Things got really ugly for stocks in June. The Dow Jones Industrial Average plunged more than 10%. General Motors hit levels not seen since the 1950s. Financial stocks continued selling off as fears of more writedowns escalated.
Yet some individuals continue to insist that there is so little to worry about. I was half listening to a popular business program on television while putting together this month’s issue of Forbes Growth Investor. The participants were debating about whether or not our economy will go into recession. One perennial optimist said that other than the stock market selling off, he does not really see anything that portends recession.
How’s this for starters: Housing prices are plummeting,oil prices are at record highs,con-sumer confidence is at a 16-year low, the dollar has lost more than half its value against the euro, the unemployment rate jumped half a percentage point in just one month, nonfarm payrolls have fallen for five months in a row, the leading presidential candidate is threatening to raise tax rates, and the Fed can’t do anything to help because inflation is rising. With all this going on, how could anyone honestly believe there is little to worry about? Now I know what they mean about people who wear rose-colored glasses. The sell-off in stocks alone is one of the surest signs that the economy is in recession.
Admittedly, GDP grew 1% in the first quarter. But that was largely because the cheap dollar boosted exports. Besides, not all recessions are defined by negative growth. I believe we are in a recession that began back in December or January. Who knows when the National Bureau of Economic Research will get around to declaring it as such, but there is a good chance the recession will be over by the time it decides to make that call.
Despite this rather pessimistic view of the economy, the stock market is another ball game entirely. Given the strong sell-off in stocks witnessed in June, it is probably too late to sell now. Of course, stocks could indeed go lower in the near term. Yet experience tells us that markets usually sell off in anticipation of recessions, and rally long before recessions end. That is largely the reason why I turned from bearish to bullish on stocks just a few months ago. In hindsight, it would have been better to wait a little longer, but it is impossible to always pick the tops and bottoms. By selling now, you will certainly protect yourself from any further loss. However,you will also take the risk of missing out on a rally when it inevitably occurs. At this juncture,I believe long-term investors would be risking more by being out of the market than by being in it. Another popular debate these days involves oil prices and whether or not they are in a bubble. While I believe supply and demand considerations certainly justify higher prices than we enjoyed just a few short years ago, I am also convinced that things have gotten way out of hand. Oil prices are indeed in a bubble, and the Fed is at least partly to blame for this. We will see the price of oil fall considerably when the Fed and the Treasury Department become serious about protecting the dollar.

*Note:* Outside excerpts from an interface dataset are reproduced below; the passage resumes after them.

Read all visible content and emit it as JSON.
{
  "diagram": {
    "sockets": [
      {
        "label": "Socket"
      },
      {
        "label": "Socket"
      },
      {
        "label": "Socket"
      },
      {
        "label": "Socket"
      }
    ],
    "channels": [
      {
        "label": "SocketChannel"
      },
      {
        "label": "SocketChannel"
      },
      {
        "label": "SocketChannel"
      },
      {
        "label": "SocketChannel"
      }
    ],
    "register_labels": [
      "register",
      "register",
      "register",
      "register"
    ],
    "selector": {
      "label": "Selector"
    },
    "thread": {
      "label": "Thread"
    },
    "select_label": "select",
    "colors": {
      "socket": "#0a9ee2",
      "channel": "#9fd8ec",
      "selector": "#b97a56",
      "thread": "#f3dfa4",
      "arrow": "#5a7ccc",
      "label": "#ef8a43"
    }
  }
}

Of course, as far as consumers are concerned,it makes no difference to them whether or not there is a bubble. All they know is that they feel like they are being robbed every time they fill up the gas tank. Is it any wonder that consumer confidence has plummeted?